Much to my surprise and delight, a fire hydrant ice sculpture stood in the snow.  Red like a big snow cone, it made the corners of my mouth turn up and put a gleam in my eye.

The dogs were having so much fun, eating the snow and playing, I couldn’t help but laugh.  And hubby was the big cheese, the supervisor, the hot potato, the hero of the day who made me chuckle.

DSC_0530 Russell Maggie fire hydrant copyr

If my memory serves me correctly, it was also the winter I sported a bright orange and aqua cast (in Miami Dolphin colors) on my left leg – the result of falling in a depression our friend’s dog made on their front lawn.  The tendons in the top of my foot went snap, crackle, pop, followed by a burning sensation – a warning something was wrong.  Six hours in the ER and a dose of dilaudid was just what I needed to ease the pain.

So if I couldn’t be running around with my crazy canines and hubby frolicking in the winter wonderland, the view from the window was the next best thing.

Winters have come and gone, and I cherish these as some of the most memorable.

I penned a poem last year while I was on a walk with our adopted child (our shoe-collecting mini Australian Shepherd).

 I am reposting.  Hope you enjoy the poem and the pictures.

OLYMPUS DIGITAL CAMERA

The cold kiss of winter brushes my rosy cheeks

and snowflakes drop like confetti.

Five gaggles of graylag geese soar overhead

north to south

in the hazy cotton sky.

I stand reticent,

listening

intently

to their cackling,

as if I were multilingual.

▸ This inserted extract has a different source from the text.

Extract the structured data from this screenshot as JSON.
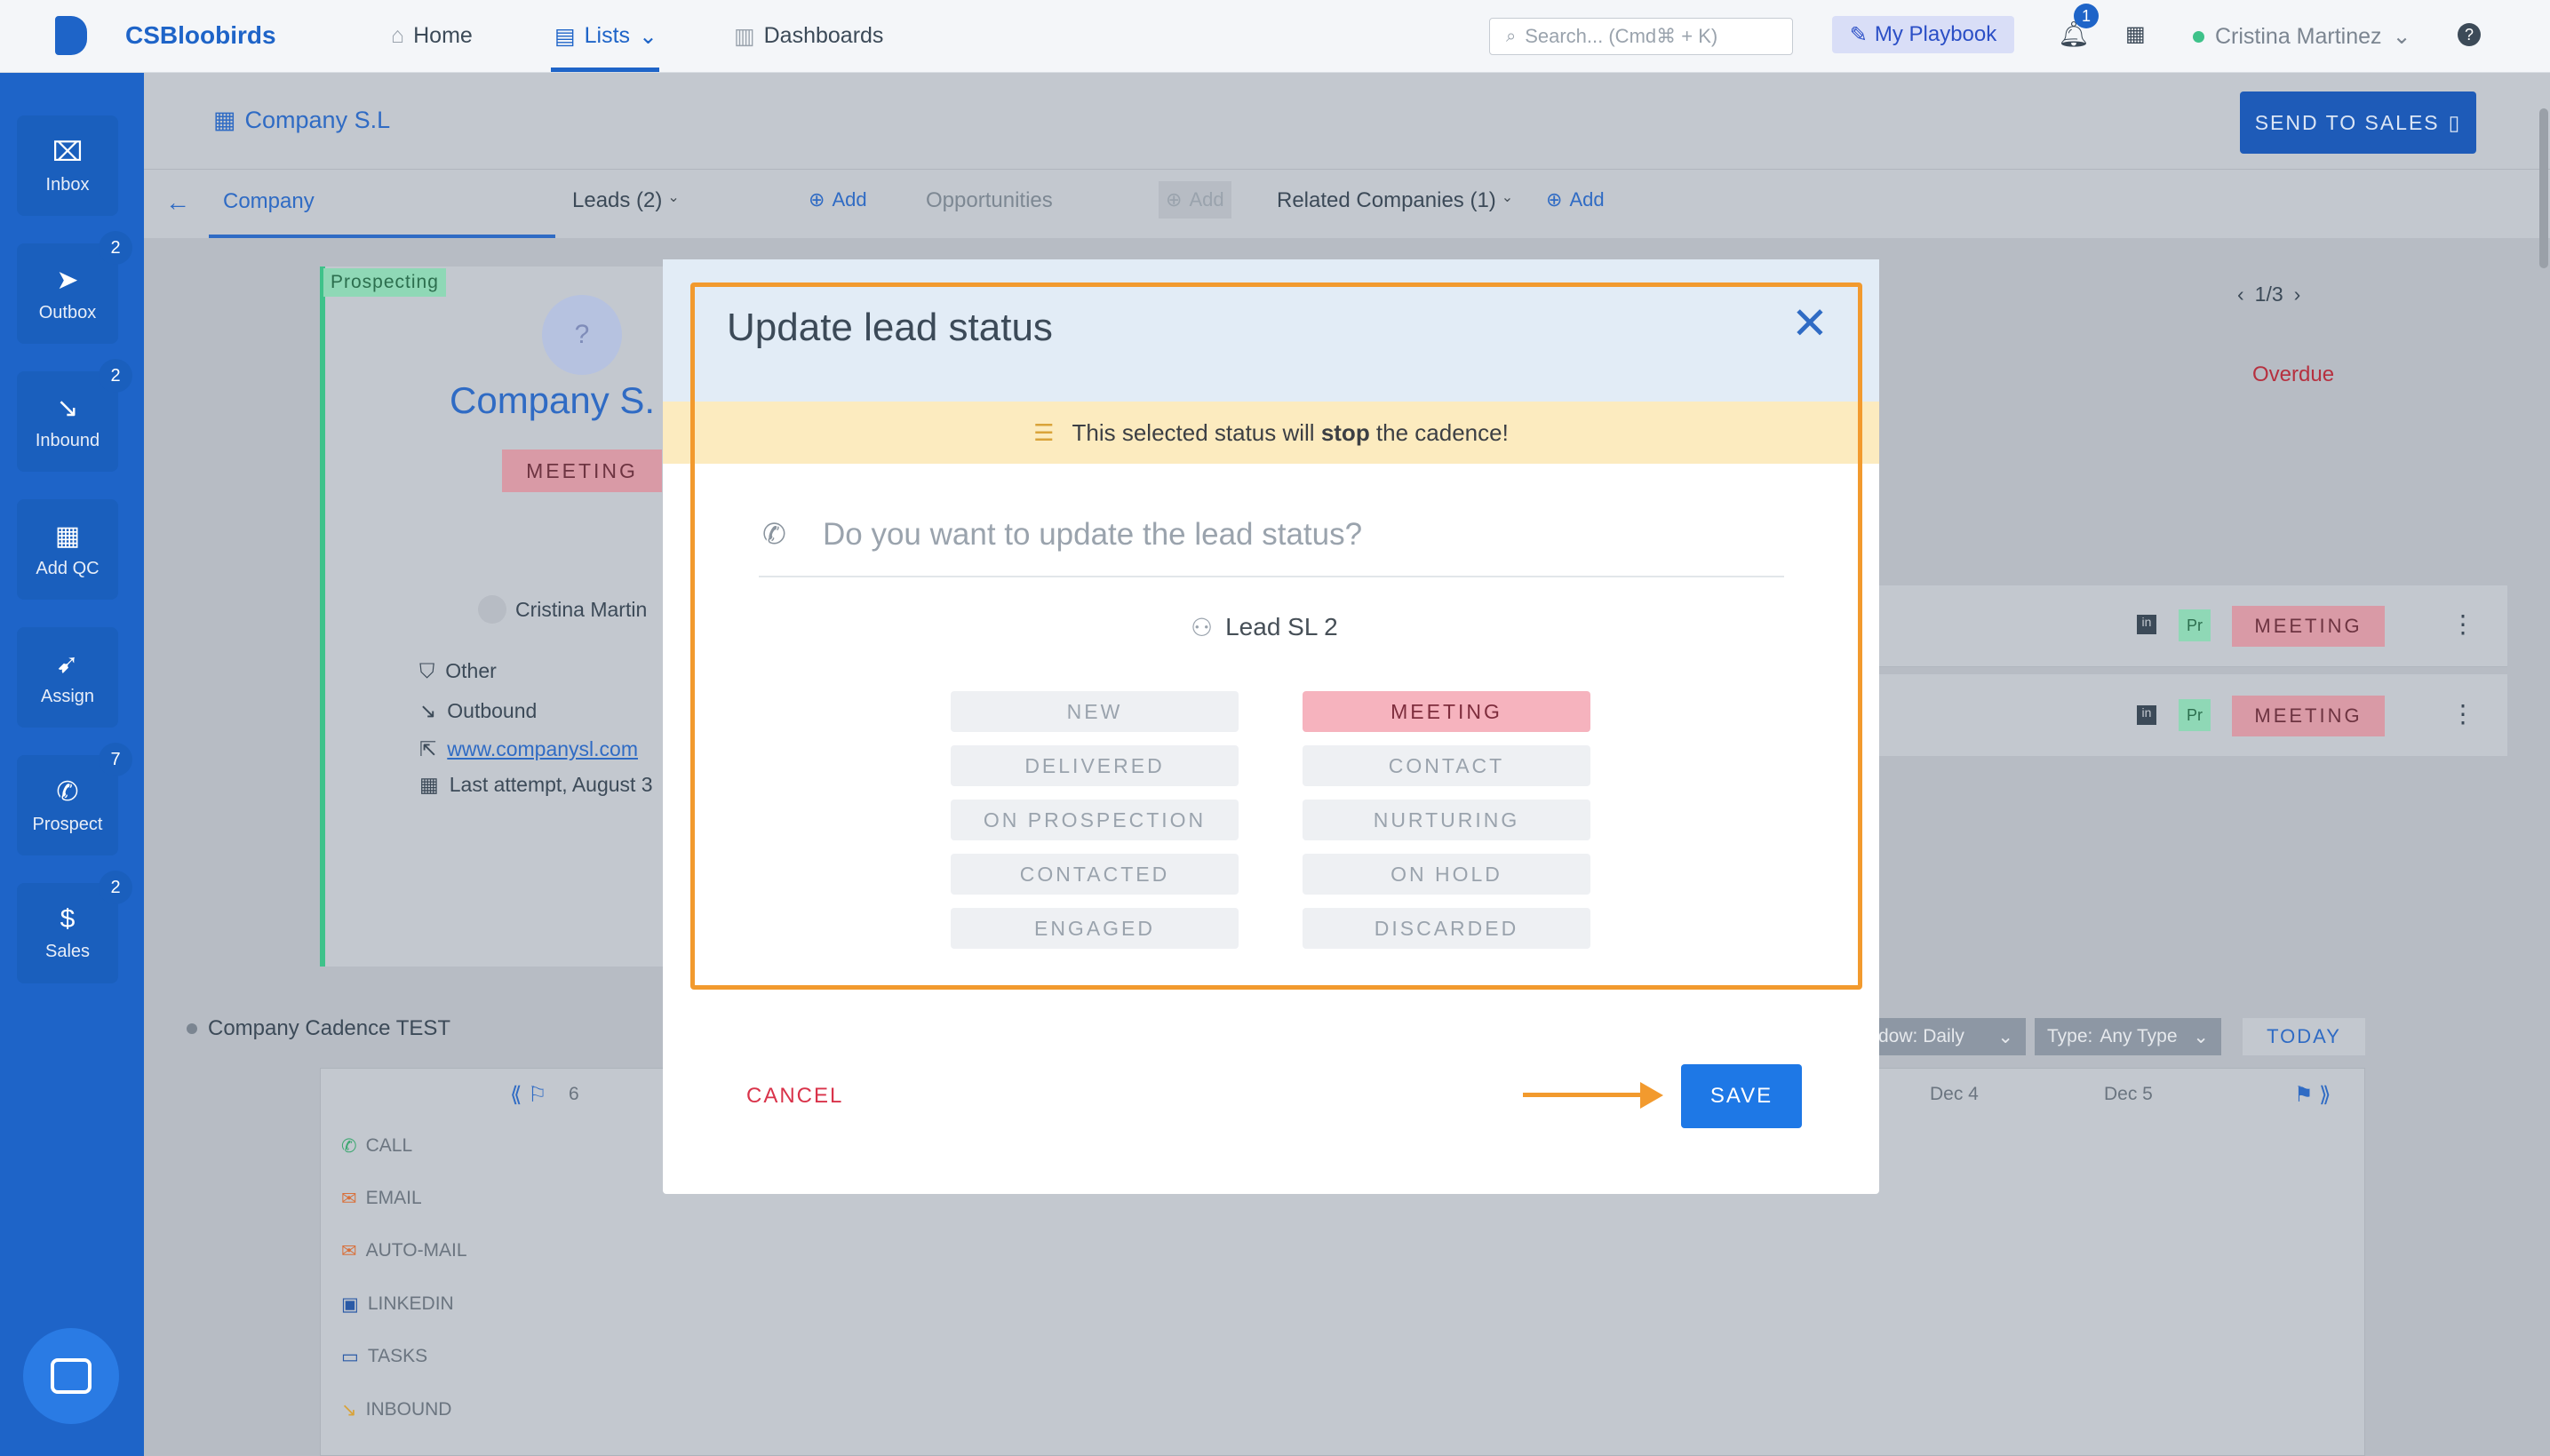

They settle in the field nearby,

graceful

as an experienced aviator

sideslipping a glider in for a landing.

(Copyright Sheree Nielsen)